Walsh said some of the executive orders are aimed at allowing medical research to be conducted by the Center for Disease Control. Prior to the order, Congress was forbidden from spending federal money on gun violence as a health issue, despite the large number of hospitalizations that result from it.
Walsh said that Obama’s signing of the executive orders is aimed at allowing medical research to be conducted by the Center for Disease Control.
Prior to the order, Congress was forbidden from spending federal money on gun violence as a health issue, despite the large number of hospitalizations that result from it.
Walsh said that Obama’s signing of the executive orders represents a clear message.
“It was a statement. It was a little bit of a posture, but it was a statement. I’m all in on gun control,” Walsh said.
Walsh added that pandering to rural demographics might hinder Democrats from making any true push in the direction of legislation affecting gun ownership.
Standing in the way of potential legislation are powerful lobbyists, specifically, the NRA, which Tristano and Bennet agree has a leadership that does not necessarily portray the views of the organization’s membership.
Guns are not always central to a violent action, which results in a massive loss of life. A group of men described as members of a rogue international criminal organization took action, and thousands of Americans died. The attacks on 9/11 were greater than any that had taken place on American soil—and not a single shot was fired.
“Most people don’t need a gun to kill someone else,” Tristano said. “You can do it with a bat. You can do it with a car. You can do it with a knife.”
Tristano recounted a man in China with a knife who assaulted children in a school. When asked how they stopped the assailant, Tristano replied, “With a gun.”
On April 15, 2013, two bombs exploded near the finish line of the Boston Marathon.
According to MIT News, on April 18th, the suspects at large in the Boston bombing engaged MIT Campus Police, resulting in the alleged shooting death of Officer Sean Collier.
The Cambridge Police Department received reports of a carjacking and were in pursuit of a vehicle fitting the description when suspects exchanged gunfire and reportedly tossed explosive devices from the vehicle. During the course the police pursuit, one of the suspects identified as Tamerlan Tsarnaev, 26, was critically injured. He was pronounced dead once transported to a hospital. At least one officer was seriously wounded during the pursuit.
Both suspects in the carjacking have been implicated by the FBI in the Boston Marathon bombings. The remaining suspect, who the FBI identified as Dzhokar Tsarnaev, 19, was considered to be armed and extremely dangerous after he escaped local, state and federal authorities only to be captured in the nearby town of Watertown a short time later.

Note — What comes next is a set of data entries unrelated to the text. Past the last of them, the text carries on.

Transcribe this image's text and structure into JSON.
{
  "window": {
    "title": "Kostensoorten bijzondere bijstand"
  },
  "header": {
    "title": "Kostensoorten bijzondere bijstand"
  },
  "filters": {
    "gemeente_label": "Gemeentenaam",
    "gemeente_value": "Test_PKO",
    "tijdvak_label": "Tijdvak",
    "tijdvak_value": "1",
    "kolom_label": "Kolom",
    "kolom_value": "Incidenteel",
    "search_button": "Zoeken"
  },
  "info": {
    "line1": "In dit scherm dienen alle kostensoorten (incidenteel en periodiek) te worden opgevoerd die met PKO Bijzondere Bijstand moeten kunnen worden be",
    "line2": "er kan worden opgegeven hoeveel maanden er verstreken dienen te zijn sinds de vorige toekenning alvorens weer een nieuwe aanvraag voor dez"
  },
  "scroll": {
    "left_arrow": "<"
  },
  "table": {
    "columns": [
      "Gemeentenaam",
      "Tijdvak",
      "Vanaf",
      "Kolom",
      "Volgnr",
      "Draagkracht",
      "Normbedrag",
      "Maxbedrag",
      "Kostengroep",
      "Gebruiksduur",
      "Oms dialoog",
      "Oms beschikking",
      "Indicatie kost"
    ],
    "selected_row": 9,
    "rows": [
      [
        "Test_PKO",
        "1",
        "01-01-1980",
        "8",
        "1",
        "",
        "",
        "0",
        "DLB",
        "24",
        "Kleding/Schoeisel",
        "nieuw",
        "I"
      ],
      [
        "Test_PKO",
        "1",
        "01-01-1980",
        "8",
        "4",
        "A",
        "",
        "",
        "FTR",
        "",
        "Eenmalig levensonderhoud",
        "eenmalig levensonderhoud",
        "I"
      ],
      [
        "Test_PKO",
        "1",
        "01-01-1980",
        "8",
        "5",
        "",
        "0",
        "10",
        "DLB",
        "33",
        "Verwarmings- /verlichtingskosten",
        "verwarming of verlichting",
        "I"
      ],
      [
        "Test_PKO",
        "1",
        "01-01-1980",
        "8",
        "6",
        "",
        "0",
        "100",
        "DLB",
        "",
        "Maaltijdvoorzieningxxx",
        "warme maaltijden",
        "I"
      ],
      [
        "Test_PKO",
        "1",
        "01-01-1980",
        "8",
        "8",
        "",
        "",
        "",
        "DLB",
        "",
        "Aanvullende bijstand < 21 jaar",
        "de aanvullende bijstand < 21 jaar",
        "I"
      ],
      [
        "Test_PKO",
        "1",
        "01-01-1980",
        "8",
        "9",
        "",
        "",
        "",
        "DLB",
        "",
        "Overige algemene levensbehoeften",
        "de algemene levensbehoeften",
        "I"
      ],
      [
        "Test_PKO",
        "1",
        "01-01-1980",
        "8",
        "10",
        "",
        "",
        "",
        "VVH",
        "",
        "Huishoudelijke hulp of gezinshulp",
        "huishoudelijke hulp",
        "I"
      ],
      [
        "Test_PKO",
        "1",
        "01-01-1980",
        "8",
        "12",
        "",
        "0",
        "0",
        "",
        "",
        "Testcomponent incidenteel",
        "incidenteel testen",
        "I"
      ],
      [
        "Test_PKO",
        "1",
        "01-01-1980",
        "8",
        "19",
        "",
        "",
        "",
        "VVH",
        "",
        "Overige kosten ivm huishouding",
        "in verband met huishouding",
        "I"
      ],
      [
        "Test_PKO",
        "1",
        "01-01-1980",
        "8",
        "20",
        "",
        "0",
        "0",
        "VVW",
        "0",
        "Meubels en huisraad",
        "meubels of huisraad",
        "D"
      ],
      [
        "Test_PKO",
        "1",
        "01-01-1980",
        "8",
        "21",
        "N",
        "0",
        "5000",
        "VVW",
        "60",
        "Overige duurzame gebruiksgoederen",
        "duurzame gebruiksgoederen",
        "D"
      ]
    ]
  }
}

According to CNN, the deceased suspect “was wearing explosives and a triggering device when he died.”
These violent actions breathe life again into the issues concerning public safety, further blurring the complicated line between preserving individual rights and effective regulation.